In a written statement accompanying yesterday’s Spring Statement, Brokenshire said: "I intend to review permitted development rights for conversion of buildings to residential use in respect of the quality standard of homes delivered."
No further details were provided as to the scope of the review.
The statement appears to acknowledge the tide of criticism focused on PD rights for office-to-residential conversions since the policy was adopted almost six years ago.
Hugh Ellis, policy director at the Town and Country Planning Association, last year described the permitted development right as "the most shameful built environment policy in the post-war period".
Introduced in May 2013, the PD conversions policy was initially intended as a temporary measure to increase the supply of housing but was made permanent three years later.
In November last year, the Local Government Association (LGA) published a survey of its members, which found that nine out of ten councils were concerned about the quality of development taking place under PD rights and six out of ten raised concerns about safety.
The LGA also claimed that the lack of developer contributions under PD rights had meant the loss of 10,500 affordable homes across England over three years.
Last July, analysis by the Bartlett School of Planning at University College London found evidence of a series of unintended consequences arising from the office to residential conversions policy.
The study found just 30 per cent of projects taking place under the permitted development right met national space standards and that councils were unable to effectively monitor adherence to building regulations.
In July 2017, Planning investigated the quality of new homes created under office-to-residential PD rights in Croydon.

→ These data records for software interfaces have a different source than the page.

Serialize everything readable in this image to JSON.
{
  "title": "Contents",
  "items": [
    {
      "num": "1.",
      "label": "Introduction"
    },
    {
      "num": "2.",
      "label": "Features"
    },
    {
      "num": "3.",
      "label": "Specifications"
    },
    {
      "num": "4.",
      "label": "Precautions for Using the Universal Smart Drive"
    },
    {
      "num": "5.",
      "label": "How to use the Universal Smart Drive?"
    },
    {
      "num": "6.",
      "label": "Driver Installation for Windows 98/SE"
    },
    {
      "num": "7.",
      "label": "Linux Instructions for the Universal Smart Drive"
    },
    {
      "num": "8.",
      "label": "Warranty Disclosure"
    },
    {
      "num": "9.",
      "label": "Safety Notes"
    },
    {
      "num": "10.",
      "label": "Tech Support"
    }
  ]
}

Despite this criticism, the government has continued to extend PD rights in recent years. Brokenshire announced yesterday that a series of further rights would be granted, including upwards extensions, high street changes of use, and single-storey extensions.